How many lines in the data below contain the string "assiette"? Answer with the number only.

::::::

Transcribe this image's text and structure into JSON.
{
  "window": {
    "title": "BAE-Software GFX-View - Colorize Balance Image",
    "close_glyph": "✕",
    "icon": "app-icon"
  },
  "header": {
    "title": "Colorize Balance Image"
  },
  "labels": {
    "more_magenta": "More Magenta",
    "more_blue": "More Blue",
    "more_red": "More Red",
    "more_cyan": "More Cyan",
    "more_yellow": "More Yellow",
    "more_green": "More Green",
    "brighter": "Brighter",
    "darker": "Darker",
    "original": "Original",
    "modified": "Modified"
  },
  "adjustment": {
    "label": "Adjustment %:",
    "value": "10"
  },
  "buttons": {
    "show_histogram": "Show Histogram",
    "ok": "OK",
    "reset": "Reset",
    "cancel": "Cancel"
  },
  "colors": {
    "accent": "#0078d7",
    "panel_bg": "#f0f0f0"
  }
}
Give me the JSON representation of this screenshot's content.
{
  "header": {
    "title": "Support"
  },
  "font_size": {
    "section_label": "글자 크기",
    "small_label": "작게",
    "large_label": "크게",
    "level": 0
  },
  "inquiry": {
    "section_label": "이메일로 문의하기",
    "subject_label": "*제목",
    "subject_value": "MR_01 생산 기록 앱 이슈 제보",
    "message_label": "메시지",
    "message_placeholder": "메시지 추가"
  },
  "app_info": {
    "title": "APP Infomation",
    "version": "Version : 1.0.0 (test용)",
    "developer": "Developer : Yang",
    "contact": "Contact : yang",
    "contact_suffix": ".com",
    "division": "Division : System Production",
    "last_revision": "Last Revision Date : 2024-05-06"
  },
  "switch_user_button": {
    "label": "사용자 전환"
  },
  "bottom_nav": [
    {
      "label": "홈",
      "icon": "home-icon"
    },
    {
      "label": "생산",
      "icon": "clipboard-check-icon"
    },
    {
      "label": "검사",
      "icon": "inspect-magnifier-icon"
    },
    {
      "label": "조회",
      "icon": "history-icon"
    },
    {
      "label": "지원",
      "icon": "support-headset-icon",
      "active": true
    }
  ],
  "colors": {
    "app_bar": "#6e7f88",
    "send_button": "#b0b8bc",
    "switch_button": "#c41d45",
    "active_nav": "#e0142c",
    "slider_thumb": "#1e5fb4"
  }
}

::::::

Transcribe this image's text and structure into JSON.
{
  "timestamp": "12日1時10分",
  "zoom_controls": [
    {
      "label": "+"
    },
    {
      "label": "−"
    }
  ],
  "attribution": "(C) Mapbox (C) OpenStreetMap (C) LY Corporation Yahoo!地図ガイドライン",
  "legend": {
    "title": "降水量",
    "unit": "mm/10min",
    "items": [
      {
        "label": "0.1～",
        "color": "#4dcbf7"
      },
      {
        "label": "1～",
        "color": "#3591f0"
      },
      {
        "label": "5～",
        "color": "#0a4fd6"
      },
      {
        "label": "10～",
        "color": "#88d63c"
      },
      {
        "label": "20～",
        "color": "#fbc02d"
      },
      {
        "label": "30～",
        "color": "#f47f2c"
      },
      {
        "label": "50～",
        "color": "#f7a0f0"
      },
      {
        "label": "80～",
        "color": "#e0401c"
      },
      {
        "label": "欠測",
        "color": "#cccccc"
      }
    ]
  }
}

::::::

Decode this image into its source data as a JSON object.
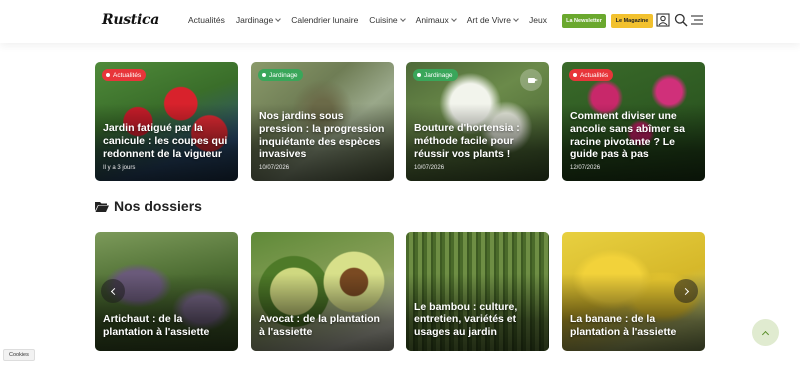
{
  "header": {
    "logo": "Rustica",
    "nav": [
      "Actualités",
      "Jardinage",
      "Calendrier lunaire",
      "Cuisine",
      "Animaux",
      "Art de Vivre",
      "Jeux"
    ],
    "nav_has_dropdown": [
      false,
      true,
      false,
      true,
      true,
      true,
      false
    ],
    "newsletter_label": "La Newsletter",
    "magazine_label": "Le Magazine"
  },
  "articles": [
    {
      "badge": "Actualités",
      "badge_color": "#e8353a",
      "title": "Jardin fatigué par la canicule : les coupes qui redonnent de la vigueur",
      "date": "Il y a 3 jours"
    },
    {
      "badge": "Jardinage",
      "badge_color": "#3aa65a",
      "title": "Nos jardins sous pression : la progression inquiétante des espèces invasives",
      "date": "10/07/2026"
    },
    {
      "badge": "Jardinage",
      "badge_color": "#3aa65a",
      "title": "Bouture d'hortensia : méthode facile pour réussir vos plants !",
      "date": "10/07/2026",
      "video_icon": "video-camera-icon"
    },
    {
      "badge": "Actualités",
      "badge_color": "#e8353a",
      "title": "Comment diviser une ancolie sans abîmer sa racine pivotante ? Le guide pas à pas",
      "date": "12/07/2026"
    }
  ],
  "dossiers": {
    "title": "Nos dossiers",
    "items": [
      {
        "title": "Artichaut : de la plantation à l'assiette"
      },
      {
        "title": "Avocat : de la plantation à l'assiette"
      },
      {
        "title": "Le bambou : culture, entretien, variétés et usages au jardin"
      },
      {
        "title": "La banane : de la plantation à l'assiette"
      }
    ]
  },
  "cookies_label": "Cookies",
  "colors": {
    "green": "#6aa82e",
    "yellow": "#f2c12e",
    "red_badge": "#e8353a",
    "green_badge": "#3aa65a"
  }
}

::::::

> **Your solution**:
3